Like most palms, good.
Trees are not self-pruning so dead and dying leaves should be removed, usually after fruit harvest. Basal spines on living leaves are also removed to reduce injury. Some living leaves may be removed but at the risk of reducing yield; a ratio of 8-10 leaves/bunch is targeted. Fruit thinning may also be practiced, decreasing the risk of an alternate bearing habit developing.
Variable in size and shape, depending on variety, climate and management. Generally 4-7 x 2-3cm weighing around 60g. There are 4 ripening stages given unfamiliar Arabic names – Kimri (immature green), Khalal (mature full-coloured), Rutab (soft brown) and Tamar (hard raisin-like) with sugar content rising progressively to 70-90% dried matter. Such dates also have good fibre, Ca, Mg and vitamin A. The single seed is 20-30 x 5-8mm. Different cvs have a range of flavours and textures.
Plants can begin fruiting in 4-6 years with full production in 15-20. Economic life is 40-50 years but trees may live for 150. Rain during the ripening period can cause fruit splitting. Harvesting is in summer, the period depending on the intended use. In Australia, most of the dates you will encounter will be pitted and in the later Rutab and Tamar stages of maturity with better storage properties than the earlier two. Climbing the tall trees is necessary for picking. Average yield is 40kg of fruit/tree/year, increasing to 100kg with intensive management.

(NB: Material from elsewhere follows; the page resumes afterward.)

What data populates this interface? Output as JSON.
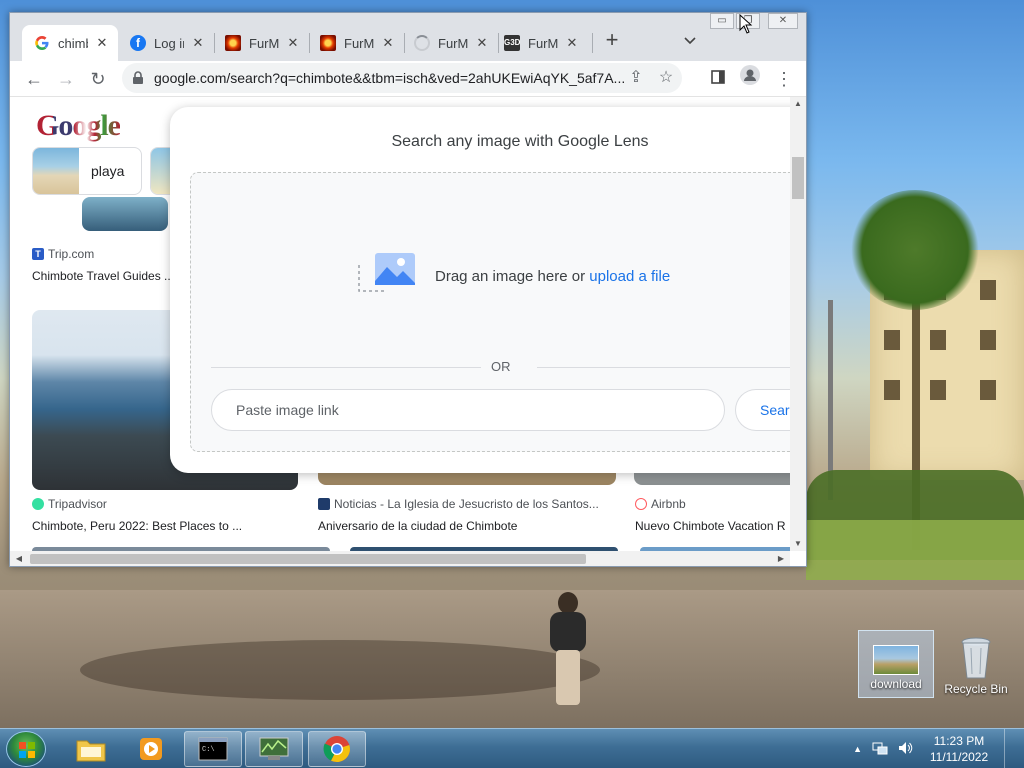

The fruit is gathered before it is quite ripe, and dried in the sun to make it keep, as fresh dates soon ferment and cannot be kept for any length of time. Yellow types and the red elongated variety of date are eaten fresh or are frozen immediately after harvest. Freezing improves quality and this is true for many other fruits with astringency.
Dried dates are eaten as is, or their high sugar content can be exploited in many processed foods, eg chutneys, jams and breads, where they provide a sweetening effect but have the advantage of adding more nutrients than pure sugars.

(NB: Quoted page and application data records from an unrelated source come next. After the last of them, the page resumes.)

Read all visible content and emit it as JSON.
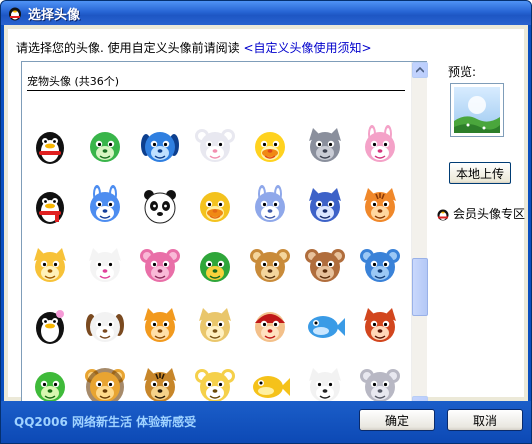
{
  "window": {
    "title": "选择头像"
  },
  "instruction": {
    "text": "请选择您的头像. 使用自定义头像前请阅读 ",
    "link": "<自定义头像使用须知>"
  },
  "preview": {
    "label": "预览:"
  },
  "upload_button": {
    "label": "本地上传"
  },
  "vip_link": {
    "label": "会员头像专区"
  },
  "avatar_list": {
    "category": "宠物头像 (共36个)",
    "avatars": [
      {
        "name": "penguin-red-scarf",
        "bg": "#ffffff",
        "icon": "penguin"
      },
      {
        "name": "green-dinosaur",
        "bg": "#ffffff",
        "icon": "dino"
      },
      {
        "name": "blue-dog",
        "bg": "#ffffff",
        "icon": "dog-blue"
      },
      {
        "name": "white-mouse",
        "bg": "#ffffff",
        "icon": "mouse"
      },
      {
        "name": "yellow-chick",
        "bg": "#ffffff",
        "icon": "chick"
      },
      {
        "name": "gray-cat",
        "bg": "#ffffff",
        "icon": "cat-gray"
      },
      {
        "name": "pink-rabbit",
        "bg": "#ffffff",
        "icon": "rabbit-pink"
      },
      {
        "name": "penguin-bow",
        "bg": "#ffffff",
        "icon": "penguin2"
      },
      {
        "name": "blue-rabbit",
        "bg": "#ffffff",
        "icon": "rabbit-blue"
      },
      {
        "name": "panda",
        "bg": "#ffffff",
        "icon": "panda"
      },
      {
        "name": "yellow-duck",
        "bg": "#ffffff",
        "icon": "duck"
      },
      {
        "name": "blue-bunny",
        "bg": "#ffffff",
        "icon": "bunny"
      },
      {
        "name": "blue-wolf",
        "bg": "#ffffff",
        "icon": "wolf"
      },
      {
        "name": "orange-tiger",
        "bg": "#ffffff",
        "icon": "tiger"
      },
      {
        "name": "yellow-cat",
        "bg": "#ffffff",
        "icon": "cat-yellow"
      },
      {
        "name": "white-cat",
        "bg": "#ffffff",
        "icon": "cat-white"
      },
      {
        "name": "pink-elephant",
        "bg": "#ffffff",
        "icon": "elephant"
      },
      {
        "name": "green-duck",
        "bg": "#ffffff",
        "icon": "duck-green"
      },
      {
        "name": "brown-bear",
        "bg": "#ffffff",
        "icon": "bear"
      },
      {
        "name": "walrus",
        "bg": "#ffffff",
        "icon": "walrus"
      },
      {
        "name": "blue-hippo",
        "bg": "#ffffff",
        "icon": "hippo"
      },
      {
        "name": "penguin-flower",
        "bg": "#ffffff",
        "icon": "penguin3"
      },
      {
        "name": "beagle",
        "bg": "#ffffff",
        "icon": "beagle"
      },
      {
        "name": "orange-squirrel",
        "bg": "#ffffff",
        "icon": "squirrel"
      },
      {
        "name": "cheetah",
        "bg": "#ffffff",
        "icon": "cheetah"
      },
      {
        "name": "cartoon-boy",
        "bg": "#ffffff",
        "icon": "boy"
      },
      {
        "name": "dolphin",
        "bg": "#ffffff",
        "icon": "dolphin"
      },
      {
        "name": "red-panda",
        "bg": "#ffffff",
        "icon": "redpanda"
      },
      {
        "name": "frog",
        "bg": "#ffffff",
        "icon": "frog"
      },
      {
        "name": "lion",
        "bg": "#ffffff",
        "icon": "lion"
      },
      {
        "name": "tiger-stripes",
        "bg": "#ffffff",
        "icon": "tiger2"
      },
      {
        "name": "cow",
        "bg": "#ffffff",
        "icon": "cow"
      },
      {
        "name": "yellow-fish",
        "bg": "#ffffff",
        "icon": "fish"
      },
      {
        "name": "badger",
        "bg": "#ffffff",
        "icon": "badger"
      },
      {
        "name": "gray-mouse",
        "bg": "#ffffff",
        "icon": "mouse-gray"
      }
    ]
  },
  "footer": {
    "slogan": "QQ2006  网络新生活  体验新感受",
    "ok_label": "确定",
    "cancel_label": "取消"
  }
}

Dates can be afflicted with many pests and diseases worldwide, but these are very dependent on site, cv and management. Possible pests in WA could include scale, birds and rodents; weeds should also be controlled. Any diseases will likely be due to fungi or phytoplasmas; no viral or viroid infections have so far been reported. Wasps can be pests as they seek sugar.
Producing your own dates requires significant effort and determination - they need leaf pruning every year, the spines can cause injury, they are dioecious, pollination has to be managed, they need generous water supply and harvesting requires getting to the top of tall trees. They will fruit in south west WA but cvs adapted to cooler climates are needed. Countering this, the fruit can be obtained cheaply in retail outlets. Their high sugar content also needs to be recognised re diet.
Many attempts to establish dates in Australia have been made. An early research station in Carnarvon had some, and a commercial date farm of 700 trees exists near Alice Springs, The Desert Fruit Company, and another new farm, Tamara Plantation.